REQUIRED ACTION: From the data below, copy out every line in which the word "JSON" occurs.

▽

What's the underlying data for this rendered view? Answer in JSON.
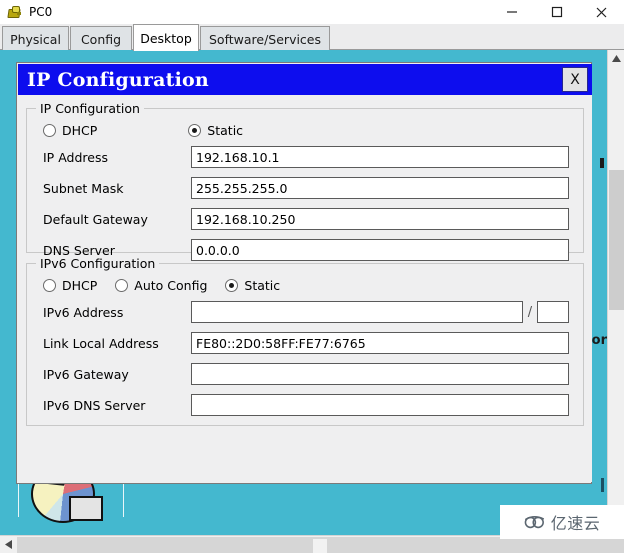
{
  "window": {
    "title": "PC0",
    "icon": "device-icon",
    "controls": {
      "minimize": "–",
      "maximize": "□",
      "close": "✕"
    }
  },
  "tabs": [
    {
      "label": "Physical",
      "active": false
    },
    {
      "label": "Config",
      "active": false
    },
    {
      "label": "Desktop",
      "active": true
    },
    {
      "label": "Software/Services",
      "active": false
    }
  ],
  "dialog": {
    "title": "IP Configuration",
    "close_label": "X",
    "ipv4": {
      "legend": "IP Configuration",
      "modes": [
        {
          "label": "DHCP",
          "selected": false
        },
        {
          "label": "Static",
          "selected": true
        }
      ],
      "fields": [
        {
          "label": "IP Address",
          "value": "192.168.10.1"
        },
        {
          "label": "Subnet Mask",
          "value": "255.255.255.0"
        },
        {
          "label": "Default Gateway",
          "value": "192.168.10.250"
        },
        {
          "label": "DNS Server",
          "value": "0.0.0.0"
        }
      ]
    },
    "ipv6": {
      "legend": "IPv6 Configuration",
      "modes": [
        {
          "label": "DHCP",
          "selected": false
        },
        {
          "label": "Auto Config",
          "selected": false
        },
        {
          "label": "Static",
          "selected": true
        }
      ],
      "address": {
        "label": "IPv6 Address",
        "value": "",
        "separator": "/",
        "prefix": ""
      },
      "fields": [
        {
          "label": "Link Local Address",
          "value": "FE80::2D0:58FF:FE77:6765"
        },
        {
          "label": "IPv6 Gateway",
          "value": ""
        },
        {
          "label": "IPv6 DNS Server",
          "value": ""
        }
      ]
    }
  },
  "desktop": {
    "background_color": "#44b8cf",
    "taskbar_icon": "pie-chart-monitor-icon",
    "hidden_text": "or"
  },
  "scrollbars": {
    "vertical_up": "▲",
    "vertical_down": "▼",
    "horizontal_left": "‹"
  },
  "watermark": {
    "text": "亿速云",
    "logo": "cloud-icon"
  },
  "colors": {
    "dialog_title_bar": "#0d0dee",
    "desktop_teal": "#44b8cf",
    "dialog_face": "#efeff0",
    "active_tab": "#ffffff"
  }
}
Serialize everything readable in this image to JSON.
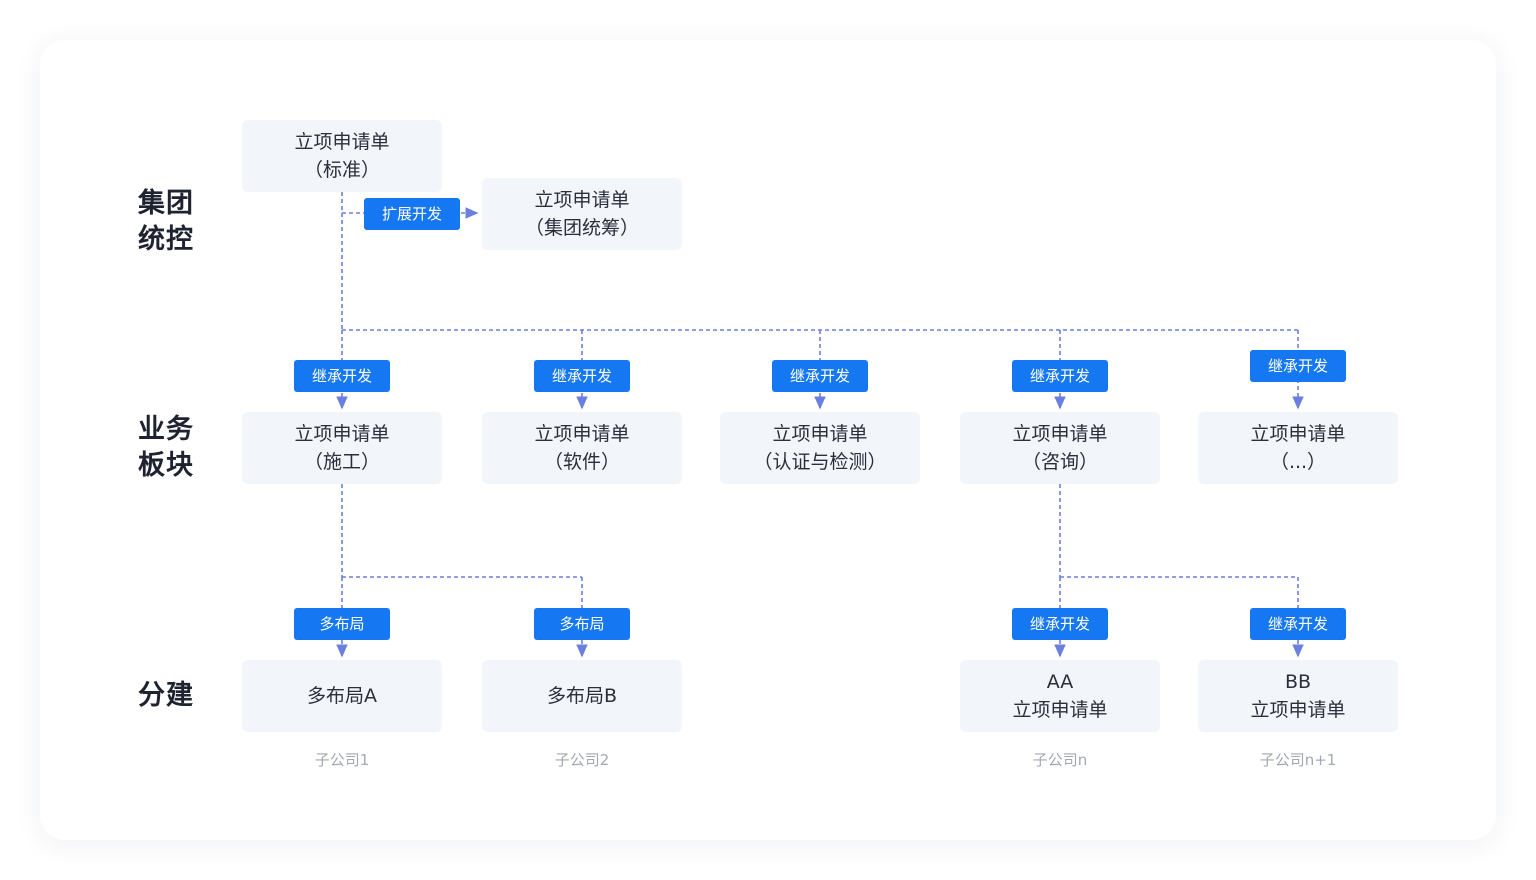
{
  "rows": {
    "group": [
      "集团",
      "统控"
    ],
    "business": [
      "业务",
      "板块"
    ],
    "branch": [
      "分建"
    ]
  },
  "group_boxes": {
    "standard": [
      "立项申请单",
      "（标准）"
    ],
    "coordinated": [
      "立项申请单",
      "（集团统筹）"
    ]
  },
  "extend_tag": "扩展开发",
  "business_tags": [
    "继承开发",
    "继承开发",
    "继承开发",
    "继承开发",
    "继承开发"
  ],
  "business_boxes": [
    [
      "立项申请单",
      "（施工）"
    ],
    [
      "立项申请单",
      "（软件）"
    ],
    [
      "立项申请单",
      "（认证与检测）"
    ],
    [
      "立项申请单",
      "（咨询）"
    ],
    [
      "立项申请单",
      "（...）"
    ]
  ],
  "branch_tags": [
    "多布局",
    "多布局",
    "继承开发",
    "继承开发"
  ],
  "branch_boxes": [
    [
      "多布局A"
    ],
    [
      "多布局B"
    ],
    [
      "AA",
      "立项申请单"
    ],
    [
      "BB",
      "立项申请单"
    ]
  ],
  "captions": [
    "子公司1",
    "子公司2",
    "子公司n",
    "子公司n+1"
  ],
  "colors": {
    "connector": "#6b7fe0",
    "tag_bg": "#1677f2",
    "box_bg": "#f2f5fa",
    "caption": "#a3a8b3"
  }
}
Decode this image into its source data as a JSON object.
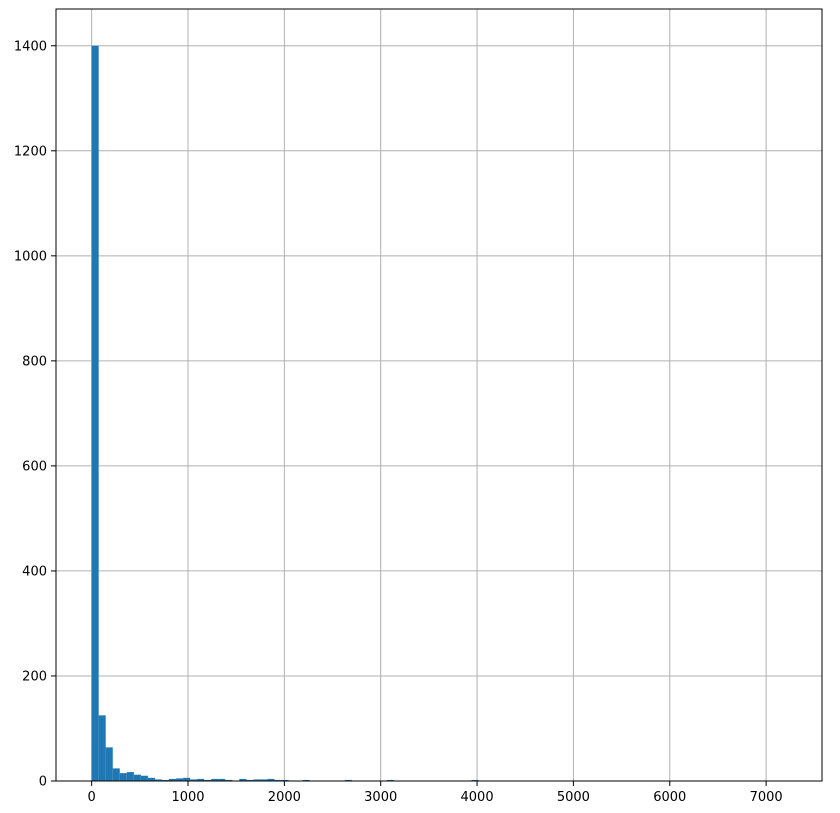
{
  "chart_data": {
    "type": "bar",
    "title": "",
    "xlabel": "",
    "ylabel": "",
    "grid": true,
    "xlim": [
      -370,
      7580
    ],
    "ylim": [
      0,
      1470
    ],
    "bin_width": 73,
    "bins": [
      {
        "x0": 0,
        "x1": 73,
        "count": 1400
      },
      {
        "x0": 73,
        "x1": 146,
        "count": 125
      },
      {
        "x0": 146,
        "x1": 219,
        "count": 64
      },
      {
        "x0": 219,
        "x1": 292,
        "count": 24
      },
      {
        "x0": 292,
        "x1": 365,
        "count": 15
      },
      {
        "x0": 365,
        "x1": 438,
        "count": 17
      },
      {
        "x0": 438,
        "x1": 511,
        "count": 12
      },
      {
        "x0": 511,
        "x1": 584,
        "count": 10
      },
      {
        "x0": 584,
        "x1": 657,
        "count": 6
      },
      {
        "x0": 657,
        "x1": 730,
        "count": 3
      },
      {
        "x0": 730,
        "x1": 803,
        "count": 2
      },
      {
        "x0": 803,
        "x1": 876,
        "count": 4
      },
      {
        "x0": 876,
        "x1": 949,
        "count": 5
      },
      {
        "x0": 949,
        "x1": 1022,
        "count": 6
      },
      {
        "x0": 1022,
        "x1": 1095,
        "count": 3
      },
      {
        "x0": 1095,
        "x1": 1168,
        "count": 4
      },
      {
        "x0": 1168,
        "x1": 1241,
        "count": 2
      },
      {
        "x0": 1241,
        "x1": 1314,
        "count": 4
      },
      {
        "x0": 1314,
        "x1": 1387,
        "count": 4
      },
      {
        "x0": 1387,
        "x1": 1460,
        "count": 2
      },
      {
        "x0": 1460,
        "x1": 1533,
        "count": 1
      },
      {
        "x0": 1533,
        "x1": 1606,
        "count": 4
      },
      {
        "x0": 1606,
        "x1": 1679,
        "count": 2
      },
      {
        "x0": 1679,
        "x1": 1752,
        "count": 3
      },
      {
        "x0": 1752,
        "x1": 1825,
        "count": 3
      },
      {
        "x0": 1825,
        "x1": 1898,
        "count": 4
      },
      {
        "x0": 1898,
        "x1": 1971,
        "count": 2
      },
      {
        "x0": 1971,
        "x1": 2044,
        "count": 2
      },
      {
        "x0": 2044,
        "x1": 2117,
        "count": 1
      },
      {
        "x0": 2190,
        "x1": 2263,
        "count": 2
      },
      {
        "x0": 2628,
        "x1": 2701,
        "count": 2
      },
      {
        "x0": 3066,
        "x1": 3139,
        "count": 2
      },
      {
        "x0": 3942,
        "x1": 4015,
        "count": 2
      }
    ],
    "xticks": [
      "0",
      "1000",
      "2000",
      "3000",
      "4000",
      "5000",
      "6000",
      "7000"
    ],
    "xtick_values": [
      0,
      1000,
      2000,
      3000,
      4000,
      5000,
      6000,
      7000
    ],
    "yticks": [
      "0",
      "200",
      "400",
      "600",
      "800",
      "1000",
      "1200",
      "1400"
    ],
    "ytick_values": [
      0,
      200,
      400,
      600,
      800,
      1000,
      1200,
      1400
    ],
    "colors": {
      "bar": "#1f77b4",
      "grid": "#b0b0b0",
      "axis": "#000000"
    }
  }
}
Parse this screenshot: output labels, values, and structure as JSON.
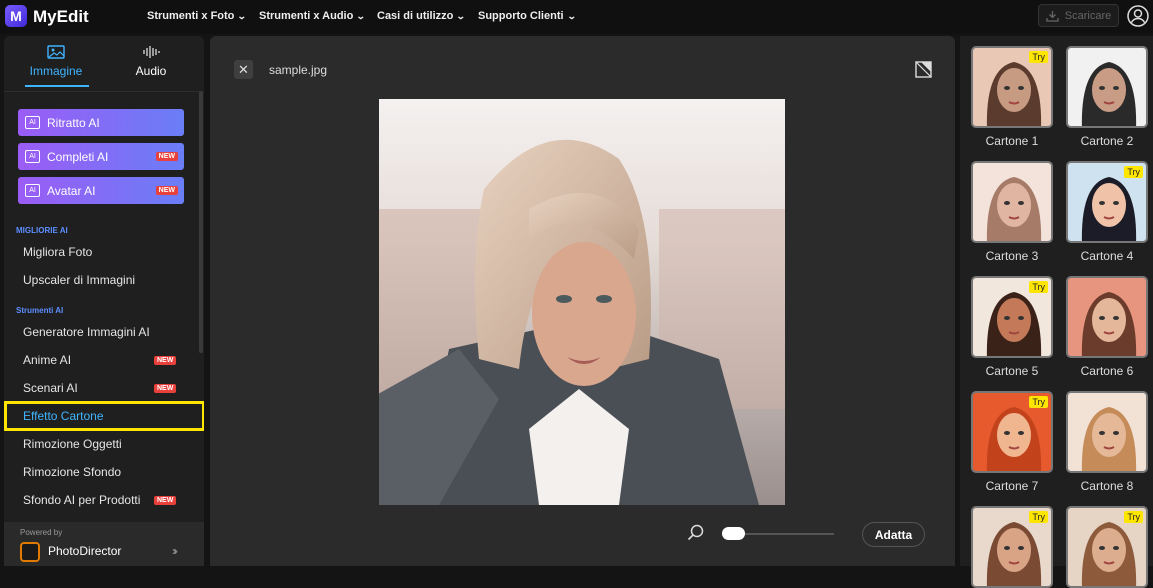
{
  "app": {
    "name": "MyEdit"
  },
  "nav": {
    "items": [
      {
        "label": "Strumenti x Foto"
      },
      {
        "label": "Strumenti x Audio"
      },
      {
        "label": "Casi di utilizzo"
      },
      {
        "label": "Supporto Clienti"
      }
    ],
    "download_label": "Scaricare"
  },
  "sidebar": {
    "tabs": [
      {
        "label": "Immagine",
        "active": true
      },
      {
        "label": "Audio",
        "active": false
      }
    ],
    "ai_buttons": [
      {
        "label": "Ritratto AI",
        "new": false
      },
      {
        "label": "Completi AI",
        "new": true
      },
      {
        "label": "Avatar AI",
        "new": true
      }
    ],
    "section_best": "MIGLIORIE AI",
    "best_items": [
      "Migliora Foto",
      "Upscaler di Immagini"
    ],
    "section_tools": "Strumenti AI",
    "tool_items": [
      {
        "label": "Generatore Immagini AI",
        "new": false
      },
      {
        "label": "Anime AI",
        "new": true
      },
      {
        "label": "Scenari AI",
        "new": true
      },
      {
        "label": "Effetto Cartone",
        "new": false,
        "active": true
      },
      {
        "label": "Rimozione Oggetti",
        "new": false
      },
      {
        "label": "Rimozione Sfondo",
        "new": false
      },
      {
        "label": "Sfondo AI per Prodotti",
        "new": true
      }
    ],
    "new_badge": "NEW",
    "powered_by": "Powered by",
    "powered_product": "PhotoDirector"
  },
  "canvas": {
    "filename": "sample.jpg",
    "fit_label": "Adatta"
  },
  "styles": {
    "try_label": "Try",
    "items": [
      {
        "label": "Cartone 1",
        "try": true
      },
      {
        "label": "Cartone 2",
        "try": false
      },
      {
        "label": "Cartone 3",
        "try": false
      },
      {
        "label": "Cartone 4",
        "try": true
      },
      {
        "label": "Cartone 5",
        "try": true
      },
      {
        "label": "Cartone 6",
        "try": false
      },
      {
        "label": "Cartone 7",
        "try": true
      },
      {
        "label": "Cartone 8",
        "try": false
      },
      {
        "label": "",
        "try": true
      },
      {
        "label": "",
        "try": true
      }
    ]
  }
}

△

WRITTEN REPLY:
What's the underlying data for this rendered view? Answer in JSON.
Serialize everything readable in this image to JSON.
Decode this image into its source data as a JSON object.
Parse this screenshot: output labels, values, and structure as JSON.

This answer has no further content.